Main content area

Evaluating management effects on nitrous oxide emissions from grasslands using the process-based DeNitrification–DeComposition (DNDC) model

Rafique, Rashad, Peichl, Matthias, Hennessy, Deirdre, Kiely, Gerard
Atmospheric environment 2011 v.45 no.33 pp. 6029-6039
atmospheric chemistry, climate change, correlation, data collection, emissions factor, fertilizer rates, grasslands, greenhouse gas emissions, greenhouse gases, land use, livestock, model validation, models, nitrogen, nitrous oxide, slurries, soil properties, Ireland

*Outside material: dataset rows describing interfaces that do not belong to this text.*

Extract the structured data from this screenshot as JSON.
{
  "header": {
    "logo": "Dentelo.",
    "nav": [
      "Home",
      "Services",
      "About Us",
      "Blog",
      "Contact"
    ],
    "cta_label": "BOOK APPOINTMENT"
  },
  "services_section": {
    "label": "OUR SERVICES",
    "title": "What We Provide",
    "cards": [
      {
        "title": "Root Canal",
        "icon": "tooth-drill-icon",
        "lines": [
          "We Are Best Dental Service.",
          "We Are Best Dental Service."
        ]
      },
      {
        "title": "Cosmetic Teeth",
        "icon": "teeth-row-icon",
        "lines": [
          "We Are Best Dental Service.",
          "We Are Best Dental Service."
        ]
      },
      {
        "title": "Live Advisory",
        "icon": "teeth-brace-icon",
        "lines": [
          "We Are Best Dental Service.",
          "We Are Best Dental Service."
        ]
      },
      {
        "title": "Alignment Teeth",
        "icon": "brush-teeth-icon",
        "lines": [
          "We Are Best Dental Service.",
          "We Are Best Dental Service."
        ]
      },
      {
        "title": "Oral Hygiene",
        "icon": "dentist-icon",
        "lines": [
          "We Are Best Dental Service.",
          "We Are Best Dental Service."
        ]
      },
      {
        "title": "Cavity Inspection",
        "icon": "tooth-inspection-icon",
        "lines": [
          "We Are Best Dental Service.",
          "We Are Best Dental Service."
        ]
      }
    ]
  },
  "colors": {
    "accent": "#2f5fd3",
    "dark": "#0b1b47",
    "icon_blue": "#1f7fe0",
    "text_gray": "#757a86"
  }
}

The development of agricultural mitigation strategies to reduce greenhouse gas (GHG) emissions is urgent in the context of climate change – land use interactions. In this study the DNDC biogeochemical model was used to study nitrous oxide (N₂O) emissions from grazed grasslands in southern Ireland. The objectives of this study were: (1) to evaluate the DNDC model using a two year (2008–2009) data set of chamber measured N₂O fluxes at eight grassland sites and (2) to investigate the impact of different management scenarios on N₂O emissions including changes in i) inorganic nitrogen (N) fertilizer application rates ii) slurry application rates; and iii) animal density (livestock unit per hectare LU ha⁻¹). The comparison of modeled daily DNDC fluxes (using a combination of measured and default soil parameters) and measured fluxes resulted in an r (coefficient correlation) = 0.48. To improve the model performance, the fluxes for 2008 were used in a calibration exercise during which the soil properties were optimized to obtain the best fit of N₂O fluxes. This resulted in an improved model performance, with an r = 0.62. In a validation exercise using 2009 data, we used the model parameters set (e.g. soils) from the calibration exercise and this resulted in a model performance with an r = 0.57. The annual N₂O fluxes (measured and modeled) were appreciably higher than those estimated using the IPCC emissions factor of 1.25%. In scenario analysis, the modeled N₂O fluxes only increased/decreased on average ±6% and ±7% following a 50% increase/decrease of inorganic N and slurry N applications respectively. These modeled scenario % changes are much lower than the IPCC emission factor % changes of a 50% increase in N₂O emissions for a 50% increase in nitrogen applied. An absolute change scenario (±50 kg) in inorganic N and slurry N resulted in greater change in N₂O fluxes (±9% inorganic N and ±17% slurry N) as compared to the relative change scenario (above). Furthermore, DNDC N₂O flux estimates were not sensitive to changes in animal density (LU ha⁻¹). The latter is a scenario limitation in the current model version. This study suggests that the calibration of soil parameters for Irish conditions is necessary for optimum simulation with DNDC and highlights the potential of management strategies for reducing N₂O emissions from grazed grasslands. It further highlights the difference between DNDC and IPCC estimates that require further research.